BEGIN SOURCE MATERIAL

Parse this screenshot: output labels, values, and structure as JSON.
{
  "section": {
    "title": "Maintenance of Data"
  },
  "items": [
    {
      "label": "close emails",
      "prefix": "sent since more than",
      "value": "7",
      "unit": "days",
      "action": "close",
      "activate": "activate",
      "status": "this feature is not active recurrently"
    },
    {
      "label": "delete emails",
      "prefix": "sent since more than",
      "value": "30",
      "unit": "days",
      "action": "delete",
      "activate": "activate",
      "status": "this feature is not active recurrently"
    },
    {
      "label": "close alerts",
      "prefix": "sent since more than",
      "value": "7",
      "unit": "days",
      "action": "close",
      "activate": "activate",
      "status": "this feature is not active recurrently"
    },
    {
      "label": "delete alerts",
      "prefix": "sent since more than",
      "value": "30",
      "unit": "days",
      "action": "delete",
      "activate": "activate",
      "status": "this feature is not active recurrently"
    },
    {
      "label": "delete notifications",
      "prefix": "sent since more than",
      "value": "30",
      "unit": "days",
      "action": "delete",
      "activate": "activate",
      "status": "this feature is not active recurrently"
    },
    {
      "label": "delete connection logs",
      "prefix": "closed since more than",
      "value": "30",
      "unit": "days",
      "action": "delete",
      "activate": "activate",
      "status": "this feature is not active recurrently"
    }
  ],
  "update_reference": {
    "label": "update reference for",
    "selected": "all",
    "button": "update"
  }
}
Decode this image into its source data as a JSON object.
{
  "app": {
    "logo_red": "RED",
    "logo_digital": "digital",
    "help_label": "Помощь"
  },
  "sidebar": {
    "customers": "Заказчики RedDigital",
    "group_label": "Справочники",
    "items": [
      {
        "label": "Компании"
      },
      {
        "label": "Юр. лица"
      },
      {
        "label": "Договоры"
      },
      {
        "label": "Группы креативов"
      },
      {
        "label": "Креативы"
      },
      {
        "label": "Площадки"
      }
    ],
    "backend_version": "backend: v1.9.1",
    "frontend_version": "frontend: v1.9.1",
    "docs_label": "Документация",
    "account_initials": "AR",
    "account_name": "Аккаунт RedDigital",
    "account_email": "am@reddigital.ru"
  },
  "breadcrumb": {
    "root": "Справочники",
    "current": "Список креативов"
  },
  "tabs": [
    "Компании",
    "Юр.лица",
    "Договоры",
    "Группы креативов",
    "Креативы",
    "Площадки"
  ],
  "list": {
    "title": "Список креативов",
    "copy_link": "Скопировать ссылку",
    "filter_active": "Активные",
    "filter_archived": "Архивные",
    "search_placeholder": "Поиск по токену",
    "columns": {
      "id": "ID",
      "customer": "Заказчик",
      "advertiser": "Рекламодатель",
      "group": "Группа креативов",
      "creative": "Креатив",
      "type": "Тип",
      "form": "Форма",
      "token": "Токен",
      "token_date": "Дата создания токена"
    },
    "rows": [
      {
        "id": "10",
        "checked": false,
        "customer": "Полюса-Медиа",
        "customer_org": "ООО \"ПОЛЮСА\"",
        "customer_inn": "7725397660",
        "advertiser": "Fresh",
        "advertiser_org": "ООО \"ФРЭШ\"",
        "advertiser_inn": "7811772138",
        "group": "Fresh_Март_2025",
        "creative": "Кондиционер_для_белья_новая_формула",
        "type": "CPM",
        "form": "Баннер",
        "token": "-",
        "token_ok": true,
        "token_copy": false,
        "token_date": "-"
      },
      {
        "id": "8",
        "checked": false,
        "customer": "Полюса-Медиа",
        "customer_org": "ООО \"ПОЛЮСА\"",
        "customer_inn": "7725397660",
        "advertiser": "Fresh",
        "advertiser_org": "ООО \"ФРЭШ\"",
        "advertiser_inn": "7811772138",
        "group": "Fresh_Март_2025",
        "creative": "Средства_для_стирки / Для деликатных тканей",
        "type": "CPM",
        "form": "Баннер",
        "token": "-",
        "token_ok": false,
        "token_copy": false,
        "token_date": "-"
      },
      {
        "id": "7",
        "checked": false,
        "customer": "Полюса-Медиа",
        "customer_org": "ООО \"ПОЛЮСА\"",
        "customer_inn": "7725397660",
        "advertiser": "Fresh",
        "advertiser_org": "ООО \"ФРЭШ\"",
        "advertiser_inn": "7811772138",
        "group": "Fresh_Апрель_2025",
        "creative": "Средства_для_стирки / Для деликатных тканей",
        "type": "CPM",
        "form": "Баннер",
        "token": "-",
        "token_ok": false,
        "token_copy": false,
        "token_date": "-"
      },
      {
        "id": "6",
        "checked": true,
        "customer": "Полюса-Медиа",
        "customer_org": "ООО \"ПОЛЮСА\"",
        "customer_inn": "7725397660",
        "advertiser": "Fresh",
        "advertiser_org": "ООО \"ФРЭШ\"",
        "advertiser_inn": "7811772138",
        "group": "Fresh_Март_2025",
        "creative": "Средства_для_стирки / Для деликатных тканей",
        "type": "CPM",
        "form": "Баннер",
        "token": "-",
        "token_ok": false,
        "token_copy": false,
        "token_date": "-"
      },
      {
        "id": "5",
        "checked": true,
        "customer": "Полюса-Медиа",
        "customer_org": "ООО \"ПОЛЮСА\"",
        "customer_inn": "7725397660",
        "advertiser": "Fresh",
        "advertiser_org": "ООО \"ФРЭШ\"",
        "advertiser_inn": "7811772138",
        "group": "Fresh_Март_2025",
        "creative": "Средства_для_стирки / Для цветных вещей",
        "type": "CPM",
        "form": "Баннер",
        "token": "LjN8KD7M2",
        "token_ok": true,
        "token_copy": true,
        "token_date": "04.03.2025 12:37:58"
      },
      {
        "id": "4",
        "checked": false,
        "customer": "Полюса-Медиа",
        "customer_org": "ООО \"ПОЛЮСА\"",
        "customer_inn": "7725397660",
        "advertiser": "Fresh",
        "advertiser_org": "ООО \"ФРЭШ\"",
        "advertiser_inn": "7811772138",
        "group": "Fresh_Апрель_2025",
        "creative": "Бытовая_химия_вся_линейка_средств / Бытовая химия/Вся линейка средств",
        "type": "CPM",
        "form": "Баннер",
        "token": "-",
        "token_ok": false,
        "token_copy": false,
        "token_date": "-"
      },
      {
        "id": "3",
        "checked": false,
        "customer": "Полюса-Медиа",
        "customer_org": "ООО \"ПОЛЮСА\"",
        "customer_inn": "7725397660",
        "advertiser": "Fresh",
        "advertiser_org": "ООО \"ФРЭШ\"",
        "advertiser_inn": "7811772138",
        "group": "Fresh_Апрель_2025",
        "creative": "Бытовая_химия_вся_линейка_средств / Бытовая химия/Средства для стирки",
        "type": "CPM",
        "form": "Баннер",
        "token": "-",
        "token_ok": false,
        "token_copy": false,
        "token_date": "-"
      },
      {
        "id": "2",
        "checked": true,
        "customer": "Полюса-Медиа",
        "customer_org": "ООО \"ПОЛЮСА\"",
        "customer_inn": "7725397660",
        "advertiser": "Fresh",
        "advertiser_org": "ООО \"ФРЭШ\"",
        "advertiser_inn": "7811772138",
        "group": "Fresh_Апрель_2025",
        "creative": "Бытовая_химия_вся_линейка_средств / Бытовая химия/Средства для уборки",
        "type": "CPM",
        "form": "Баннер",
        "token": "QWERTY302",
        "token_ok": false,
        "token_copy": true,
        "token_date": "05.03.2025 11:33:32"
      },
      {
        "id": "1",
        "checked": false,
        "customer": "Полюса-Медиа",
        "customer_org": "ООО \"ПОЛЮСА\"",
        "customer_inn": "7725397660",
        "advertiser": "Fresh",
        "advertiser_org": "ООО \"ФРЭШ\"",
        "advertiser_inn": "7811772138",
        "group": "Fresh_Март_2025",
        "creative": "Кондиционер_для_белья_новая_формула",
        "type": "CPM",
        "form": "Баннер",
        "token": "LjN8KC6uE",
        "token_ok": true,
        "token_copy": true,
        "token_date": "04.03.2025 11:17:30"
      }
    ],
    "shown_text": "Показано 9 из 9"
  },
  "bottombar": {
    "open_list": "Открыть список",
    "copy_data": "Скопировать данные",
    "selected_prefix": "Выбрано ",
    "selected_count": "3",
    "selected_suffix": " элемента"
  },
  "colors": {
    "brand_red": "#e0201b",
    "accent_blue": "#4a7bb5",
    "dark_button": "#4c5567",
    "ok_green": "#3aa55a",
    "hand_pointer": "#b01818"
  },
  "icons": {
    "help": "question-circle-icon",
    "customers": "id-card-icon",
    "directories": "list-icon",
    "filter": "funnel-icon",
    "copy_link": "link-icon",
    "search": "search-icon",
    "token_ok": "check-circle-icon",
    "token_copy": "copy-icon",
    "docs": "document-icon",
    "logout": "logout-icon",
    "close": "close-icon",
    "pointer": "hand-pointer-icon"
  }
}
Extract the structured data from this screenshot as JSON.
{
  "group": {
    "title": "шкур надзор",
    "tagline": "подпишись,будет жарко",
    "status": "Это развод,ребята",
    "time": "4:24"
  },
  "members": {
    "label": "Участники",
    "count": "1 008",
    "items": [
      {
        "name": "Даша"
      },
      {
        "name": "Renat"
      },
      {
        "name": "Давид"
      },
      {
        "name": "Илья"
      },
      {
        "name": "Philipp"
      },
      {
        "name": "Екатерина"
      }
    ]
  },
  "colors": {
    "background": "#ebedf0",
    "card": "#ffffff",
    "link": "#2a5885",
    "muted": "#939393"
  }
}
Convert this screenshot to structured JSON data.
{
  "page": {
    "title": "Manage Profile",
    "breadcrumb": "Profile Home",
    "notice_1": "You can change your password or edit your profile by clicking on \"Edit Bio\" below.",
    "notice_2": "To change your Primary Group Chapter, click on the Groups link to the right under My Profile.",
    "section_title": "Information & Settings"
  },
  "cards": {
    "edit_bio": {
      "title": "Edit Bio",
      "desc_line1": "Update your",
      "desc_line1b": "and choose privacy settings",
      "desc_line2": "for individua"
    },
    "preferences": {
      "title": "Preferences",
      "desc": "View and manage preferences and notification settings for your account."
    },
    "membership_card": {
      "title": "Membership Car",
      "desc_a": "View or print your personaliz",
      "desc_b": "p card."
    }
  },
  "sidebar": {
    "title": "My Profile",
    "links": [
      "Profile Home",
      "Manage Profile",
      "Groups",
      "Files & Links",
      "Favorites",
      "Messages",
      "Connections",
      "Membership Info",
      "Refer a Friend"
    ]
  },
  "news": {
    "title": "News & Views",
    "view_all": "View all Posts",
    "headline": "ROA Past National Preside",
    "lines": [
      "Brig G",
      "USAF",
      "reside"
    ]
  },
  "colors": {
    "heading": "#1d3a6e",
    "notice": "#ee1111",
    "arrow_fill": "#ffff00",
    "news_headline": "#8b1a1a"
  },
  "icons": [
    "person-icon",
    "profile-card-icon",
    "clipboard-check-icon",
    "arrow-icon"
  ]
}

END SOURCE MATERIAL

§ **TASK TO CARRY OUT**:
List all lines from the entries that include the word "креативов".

§ **EXERCISE RESULT**:
        "label": "Группы креативов"
    "current": "Список креативов"
    "Группы креативов",
    "title": "Список креативов",
      "group": "Группа креативов",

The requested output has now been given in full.